- _Task requirements_: Each line of the data should be given again exactly.

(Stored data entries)
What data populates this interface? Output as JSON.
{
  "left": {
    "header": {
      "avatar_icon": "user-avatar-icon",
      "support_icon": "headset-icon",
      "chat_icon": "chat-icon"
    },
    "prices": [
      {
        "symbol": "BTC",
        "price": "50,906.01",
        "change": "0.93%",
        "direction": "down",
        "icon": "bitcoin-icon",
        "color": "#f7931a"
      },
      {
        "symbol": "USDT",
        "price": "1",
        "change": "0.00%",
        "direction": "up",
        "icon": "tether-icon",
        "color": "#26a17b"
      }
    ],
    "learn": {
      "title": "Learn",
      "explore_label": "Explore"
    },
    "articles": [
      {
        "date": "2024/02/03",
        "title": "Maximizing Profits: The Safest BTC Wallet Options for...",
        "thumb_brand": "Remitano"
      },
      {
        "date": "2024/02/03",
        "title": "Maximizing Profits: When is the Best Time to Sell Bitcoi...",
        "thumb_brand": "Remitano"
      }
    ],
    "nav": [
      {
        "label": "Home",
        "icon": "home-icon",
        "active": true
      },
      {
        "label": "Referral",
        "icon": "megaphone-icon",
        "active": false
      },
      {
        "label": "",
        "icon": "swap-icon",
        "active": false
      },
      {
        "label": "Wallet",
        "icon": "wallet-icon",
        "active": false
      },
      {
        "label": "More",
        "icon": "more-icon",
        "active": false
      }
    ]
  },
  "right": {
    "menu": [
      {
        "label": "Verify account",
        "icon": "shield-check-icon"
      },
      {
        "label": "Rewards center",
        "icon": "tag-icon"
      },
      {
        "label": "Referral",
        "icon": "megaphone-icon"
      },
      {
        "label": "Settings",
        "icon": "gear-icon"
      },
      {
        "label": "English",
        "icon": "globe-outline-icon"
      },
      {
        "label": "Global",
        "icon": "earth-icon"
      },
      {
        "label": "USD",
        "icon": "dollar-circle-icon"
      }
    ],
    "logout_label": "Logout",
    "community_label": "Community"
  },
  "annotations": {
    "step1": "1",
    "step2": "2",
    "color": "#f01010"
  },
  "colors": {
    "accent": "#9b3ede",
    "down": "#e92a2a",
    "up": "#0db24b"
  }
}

- _Exercise result_:
What data populates this interface? Output as JSON.
{
  "left": {
    "header": {
      "avatar_icon": "user-avatar-icon",
      "support_icon": "headset-icon",
      "chat_icon": "chat-icon"
    },
    "prices": [
      {
        "symbol": "BTC",
        "price": "50,906.01",
        "change": "0.93%",
        "direction": "down",
        "icon": "bitcoin-icon",
        "color": "#f7931a"
      },
      {
        "symbol": "USDT",
        "price": "1",
        "change": "0.00%",
        "direction": "up",
        "icon": "tether-icon",
        "color": "#26a17b"
      }
    ],
    "learn": {
      "title": "Learn",
      "explore_label": "Explore"
    },
    "articles": [
      {
        "date": "2024/02/03",
        "title": "Maximizing Profits: The Safest BTC Wallet Options for...",
        "thumb_brand": "Remitano"
      },
      {
        "date": "2024/02/03",
        "title": "Maximizing Profits: When is the Best Time to Sell Bitcoi...",
        "thumb_brand": "Remitano"
      }
    ],
    "nav": [
      {
        "label": "Home",
        "icon": "home-icon",
        "active": true
      },
      {
        "label": "Referral",
        "icon": "megaphone-icon",
        "active": false
      },
      {
        "label": "",
        "icon": "swap-icon",
        "active": false
      },
      {
        "label": "Wallet",
        "icon": "wallet-icon",
        "active": false
      },
      {
        "label": "More",
        "icon": "more-icon",
        "active": false
      }
    ]
  },
  "right": {
    "menu": [
      {
        "label": "Verify account",
        "icon": "shield-check-icon"
      },
      {
        "label": "Rewards center",
        "icon": "tag-icon"
      },
      {
        "label": "Referral",
        "icon": "megaphone-icon"
      },
      {
        "label": "Settings",
        "icon": "gear-icon"
      },
      {
        "label": "English",
        "icon": "globe-outline-icon"
      },
      {
        "label": "Global",
        "icon": "earth-icon"
      },
      {
        "label": "USD",
        "icon": "dollar-circle-icon"
      }
    ],
    "logout_label": "Logout",
    "community_label": "Community"
  },
  "annotations": {
    "step1": "1",
    "step2": "2",
    "color": "#f01010"
  },
  "colors": {
    "accent": "#9b3ede",
    "down": "#e92a2a",
    "up": "#0db24b"
  }
}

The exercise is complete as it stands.